General Motors (GM) has recently revealed its plan to invest $500 million in its Arlington Assembly plant located in Texas. The purpose of this investment is to upgrade the facility so that it can manufacture the next generation of full-size gasoline-powered SUVs. However, the investment is contingent upon successful negotiations with local government officials, as stated by GM in a press release.
This announcement marks the third major investment made by GM within the same week in its plants dedicated to the production of gasoline-powered trucks. These trucks have proven to be highly popular and profitable, playing a crucial role in funding GM’s transition towards electric vehicles (EVs) in the coming decade. CEO Mary Barra previously acknowledged that the profitability of EVs is currently insufficient compared to their gasoline-powered counterparts due to high battery costs.

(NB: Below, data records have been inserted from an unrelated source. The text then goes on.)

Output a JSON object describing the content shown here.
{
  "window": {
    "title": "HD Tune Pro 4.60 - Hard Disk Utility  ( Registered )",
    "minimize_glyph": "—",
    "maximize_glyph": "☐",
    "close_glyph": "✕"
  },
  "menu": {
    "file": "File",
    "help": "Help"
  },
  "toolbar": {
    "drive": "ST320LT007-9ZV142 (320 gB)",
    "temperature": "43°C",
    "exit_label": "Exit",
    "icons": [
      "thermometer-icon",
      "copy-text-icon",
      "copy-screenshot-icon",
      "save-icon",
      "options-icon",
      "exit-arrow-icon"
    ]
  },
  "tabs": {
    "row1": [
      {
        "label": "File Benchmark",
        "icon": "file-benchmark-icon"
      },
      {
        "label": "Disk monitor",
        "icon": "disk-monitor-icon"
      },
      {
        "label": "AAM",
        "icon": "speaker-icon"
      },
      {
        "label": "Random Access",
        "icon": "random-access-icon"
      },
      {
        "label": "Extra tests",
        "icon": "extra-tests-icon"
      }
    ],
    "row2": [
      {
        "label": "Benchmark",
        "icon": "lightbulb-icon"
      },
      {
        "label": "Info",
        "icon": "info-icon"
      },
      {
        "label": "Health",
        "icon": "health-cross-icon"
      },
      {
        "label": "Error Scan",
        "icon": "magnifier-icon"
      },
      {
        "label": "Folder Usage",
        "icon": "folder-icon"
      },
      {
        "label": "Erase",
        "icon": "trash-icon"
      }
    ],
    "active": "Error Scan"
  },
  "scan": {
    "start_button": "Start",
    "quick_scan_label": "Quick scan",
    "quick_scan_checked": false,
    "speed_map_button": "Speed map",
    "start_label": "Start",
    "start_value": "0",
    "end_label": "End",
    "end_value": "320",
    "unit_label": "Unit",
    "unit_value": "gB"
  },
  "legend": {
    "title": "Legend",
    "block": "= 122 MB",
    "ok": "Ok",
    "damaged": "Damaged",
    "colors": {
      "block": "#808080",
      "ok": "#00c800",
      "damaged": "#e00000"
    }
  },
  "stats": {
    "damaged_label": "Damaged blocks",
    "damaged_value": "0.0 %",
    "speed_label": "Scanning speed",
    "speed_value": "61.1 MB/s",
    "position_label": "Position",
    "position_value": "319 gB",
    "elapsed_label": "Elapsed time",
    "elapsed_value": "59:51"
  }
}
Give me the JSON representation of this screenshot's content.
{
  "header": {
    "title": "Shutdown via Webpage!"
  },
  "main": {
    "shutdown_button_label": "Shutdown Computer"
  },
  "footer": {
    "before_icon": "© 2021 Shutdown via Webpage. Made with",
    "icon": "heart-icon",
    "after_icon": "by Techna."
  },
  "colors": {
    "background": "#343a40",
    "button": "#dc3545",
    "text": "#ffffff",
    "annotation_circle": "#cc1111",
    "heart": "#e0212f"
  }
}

The investment in the Arlington plant is aimed at boosting sales of the profitable full-size SUVs manufactured there. Notable models produced at the facility include the Chevrolet Tahoe and Suburban, GMC Yukon and Yukon XL, and Cadillac Escalade, Escalade ESV, and Escalade-V. However, GM has not disclosed any specific details or timelines regarding future full-size SUVs.
In terms of sales, GM sold approximately 40,247 Escalades in the United States last year, making it the highest-selling vehicle in the Cadillac brand. The sales of Suburbans increased by 6% compared to the previous year, with a total of 50,951 units sold. Tahoes remained relatively flat with 105,756 units sold, while total Yukon sales decreased by 2.3% to 82,304 units. Overall, GM sold a total of 2.3 million vehicles in the United States last year.
Gerald Johnson, executive vice president of GM’s Global Manufacturing and Sustainability, expressed gratitude to the employees of the Arlington Assembly plant for their dedication and record-breaking production achievements. He emphasized that the investment reinforces GM’s commitment to customers. Additionally, Johnson highlighted the significance of the investment in bolstering GM’s manufacturing operations across the United States, which comprise more than 50 assembly, stamping, propulsion, and component plants, as well as parts distribution centers.
The $500 million investment will primarily cover the acquisition of new tooling and equipment for the stamping, body shop, and general assembly areas of the Arlington plant. The United Auto Workers (UAW) union welcomed the news and encouraged GM to reinvest the profits from successful vehicle models into the workforce.
Mike Booth, UAW vice president of the GM department, praised GM’s recognition of the hard work contributed by UAW members and expressed pride in the production of quality, union-made products in the United States.
Texas Governor Greg Abbott also lauded GM’s investment, acknowledging the pivotal role played by the Arlington Assembly plant in the Dallas-Fort Worth area’s economy. He stated that the investment of over half a billion dollars will strengthen Texas’ position as a global manufacturing leader, generating well-paying jobs for future generations of Texans.
GM has previously announced its intention to offer exclusively electric vehicles by 2035. However, to finance this transition, the company relies on the continued success of highly profitable vehicles such as full-size pickups and large SUVs. In line with this strategy, GM recently disclosed its plans to invest $1 billion in Flint Assembly and Flint Metal Center for the production of the next generation of gasoline-powered heavy-duty pickups. Additionally, the company will invest CA$280 million ($208 million in U.S. dollars) to upgrade its Oshawa Assembly plant in Canada, enabling the manufacture of next-generation full-size gasoline-powered pickups.
Source: AutoNews (subscription required)